“It’s really nice that Seattle U has organizations that care about issues that are big in the community,” Lena Phan, one of the co-owners of Drip Tea, said.“We’re really excited. This is a lot different than other events we’ve done [in partnership with Seattle U], usually it’s just a club. SAAM is really different and we are excited to see the turnout for the event.” 

Drip Tea has promised to donate 50% of all their profits April 21 to King County’s Sexual Assault Resource Center, which offers education to the community, the victims and the families. It also offers financial support—especially as individuals start going through the legal system. 

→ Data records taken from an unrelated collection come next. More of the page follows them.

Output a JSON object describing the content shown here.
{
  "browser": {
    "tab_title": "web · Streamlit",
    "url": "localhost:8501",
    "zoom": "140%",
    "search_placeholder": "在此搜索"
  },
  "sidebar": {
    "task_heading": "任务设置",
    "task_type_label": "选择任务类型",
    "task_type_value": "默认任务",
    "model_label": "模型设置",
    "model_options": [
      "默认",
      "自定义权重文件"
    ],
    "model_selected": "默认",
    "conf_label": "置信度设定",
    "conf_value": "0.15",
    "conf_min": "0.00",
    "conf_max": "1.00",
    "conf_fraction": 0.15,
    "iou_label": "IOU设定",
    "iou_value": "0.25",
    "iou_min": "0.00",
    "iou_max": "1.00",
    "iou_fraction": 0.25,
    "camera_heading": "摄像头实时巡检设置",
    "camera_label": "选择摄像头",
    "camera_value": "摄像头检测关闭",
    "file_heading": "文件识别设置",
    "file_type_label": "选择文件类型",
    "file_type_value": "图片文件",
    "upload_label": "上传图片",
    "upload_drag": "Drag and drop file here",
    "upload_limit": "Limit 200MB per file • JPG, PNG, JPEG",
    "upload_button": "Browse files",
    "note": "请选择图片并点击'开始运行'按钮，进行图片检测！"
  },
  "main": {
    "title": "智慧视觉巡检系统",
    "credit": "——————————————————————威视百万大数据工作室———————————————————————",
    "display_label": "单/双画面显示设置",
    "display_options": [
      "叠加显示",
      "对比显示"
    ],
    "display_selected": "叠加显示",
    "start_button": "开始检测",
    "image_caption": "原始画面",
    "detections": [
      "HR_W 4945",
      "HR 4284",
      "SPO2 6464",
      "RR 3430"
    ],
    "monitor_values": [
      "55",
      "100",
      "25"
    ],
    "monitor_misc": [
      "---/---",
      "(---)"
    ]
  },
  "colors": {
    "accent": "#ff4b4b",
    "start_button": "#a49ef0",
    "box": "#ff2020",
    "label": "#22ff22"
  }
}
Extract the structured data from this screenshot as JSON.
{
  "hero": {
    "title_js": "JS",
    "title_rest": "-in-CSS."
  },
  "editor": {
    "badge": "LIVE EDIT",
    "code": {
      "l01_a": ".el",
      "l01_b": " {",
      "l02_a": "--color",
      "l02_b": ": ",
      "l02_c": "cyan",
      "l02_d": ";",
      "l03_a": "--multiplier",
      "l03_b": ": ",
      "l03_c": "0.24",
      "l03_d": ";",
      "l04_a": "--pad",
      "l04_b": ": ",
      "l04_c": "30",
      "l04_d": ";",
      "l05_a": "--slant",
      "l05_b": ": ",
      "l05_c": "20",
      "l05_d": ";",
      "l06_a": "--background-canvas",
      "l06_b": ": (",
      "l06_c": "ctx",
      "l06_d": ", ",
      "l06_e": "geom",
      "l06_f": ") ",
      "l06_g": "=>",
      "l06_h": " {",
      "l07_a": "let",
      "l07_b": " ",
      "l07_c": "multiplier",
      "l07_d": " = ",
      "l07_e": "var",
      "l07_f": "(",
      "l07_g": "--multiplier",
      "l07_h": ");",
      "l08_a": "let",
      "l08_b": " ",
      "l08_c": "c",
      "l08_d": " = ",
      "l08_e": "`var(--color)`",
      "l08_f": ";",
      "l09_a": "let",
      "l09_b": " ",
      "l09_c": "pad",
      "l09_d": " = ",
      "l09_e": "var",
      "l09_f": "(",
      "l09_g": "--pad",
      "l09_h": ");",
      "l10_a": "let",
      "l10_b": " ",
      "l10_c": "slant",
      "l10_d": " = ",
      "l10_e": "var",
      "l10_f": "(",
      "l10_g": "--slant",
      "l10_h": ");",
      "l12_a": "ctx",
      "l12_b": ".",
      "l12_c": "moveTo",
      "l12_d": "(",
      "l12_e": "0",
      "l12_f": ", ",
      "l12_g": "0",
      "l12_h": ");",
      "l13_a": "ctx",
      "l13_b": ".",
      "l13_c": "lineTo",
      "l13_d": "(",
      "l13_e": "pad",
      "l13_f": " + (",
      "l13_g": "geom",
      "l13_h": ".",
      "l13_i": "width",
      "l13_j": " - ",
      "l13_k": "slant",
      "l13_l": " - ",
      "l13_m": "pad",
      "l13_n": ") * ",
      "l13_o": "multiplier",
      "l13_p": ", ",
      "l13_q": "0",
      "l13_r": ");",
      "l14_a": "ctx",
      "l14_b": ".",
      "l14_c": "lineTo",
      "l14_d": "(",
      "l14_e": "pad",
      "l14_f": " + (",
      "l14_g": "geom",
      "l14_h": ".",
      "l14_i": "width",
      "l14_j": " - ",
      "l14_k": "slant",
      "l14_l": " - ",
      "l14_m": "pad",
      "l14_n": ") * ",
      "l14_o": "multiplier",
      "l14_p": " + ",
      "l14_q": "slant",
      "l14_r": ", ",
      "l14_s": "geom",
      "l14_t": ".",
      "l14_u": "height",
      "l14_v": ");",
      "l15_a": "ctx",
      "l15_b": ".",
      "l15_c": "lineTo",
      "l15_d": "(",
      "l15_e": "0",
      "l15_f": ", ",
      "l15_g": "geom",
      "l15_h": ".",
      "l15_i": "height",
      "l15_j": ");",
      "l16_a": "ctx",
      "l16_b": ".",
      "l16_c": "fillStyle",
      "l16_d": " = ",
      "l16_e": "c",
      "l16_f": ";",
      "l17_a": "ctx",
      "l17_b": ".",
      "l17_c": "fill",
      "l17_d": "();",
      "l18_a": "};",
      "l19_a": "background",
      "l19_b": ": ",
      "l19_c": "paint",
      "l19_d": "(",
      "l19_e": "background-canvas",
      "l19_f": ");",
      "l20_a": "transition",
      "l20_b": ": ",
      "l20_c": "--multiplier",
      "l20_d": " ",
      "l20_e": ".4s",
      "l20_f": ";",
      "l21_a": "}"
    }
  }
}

“They also offer one of the coolest things, which is called a victim’s advocate. So as you go through the legal system it can be very re-traumatizing, it can be really triggering. So to have a victim’s advocate there as their defense, to be there for support, can be really impactful for someone,” Gordon said. 

Seattle U provides an array of on-campus resources that can be accessed by students and faculty alike. The Dean of Students office lists an array of resources concerning sexual misconduct on their website.

“SAAM is very important, but I think its even more important that the university has made it a pretty safe place for victims of sexual assault or allies, especially in a really urban campus, to have resources. And I think that the university has done a really, really good job over the years of increasing access to resources,” Kelli Rodriguez Currie, a professor in Seattle U’s law school, said. 

When turning to staff and faculty about sexual assault, being aware of who is a mandatory reporter  is important for students to know. Rodriguez Currie said that she always makes sure students are aware so that nothing is disclosed that they would feel uncomfortable being reported. 

Sexual assault is still under-reported on college campuses, with only 310 out of every 1,000 sexual assaults being reported to the police. The American Association of University Women (AAUW) reported that 77% of campuses recorded zero incidents of sexual assault, which they argue speaks more to the insufficiency of reporting structures rather than the frequency of its occurrence on campuses. 

“Sometimes faculty and staff need to pause and get clear for ourselves if we need to [report]. Just because I don’t ever want to put a student in a position where if they disclose something that I have to report, if they are not comfortable with me reporting.”

If students do want to go the route of reporting misconduct, Seattle U’s Title IX Office is available to use. If they don’t feel comfortable reporting the incident there, they could turn to Campus Ministry or Wellness and Health Services. 

For more ways to participate in this year’s SAAM, check out the “Observing Sexual Assault Awareness Month” page published by Seattle U.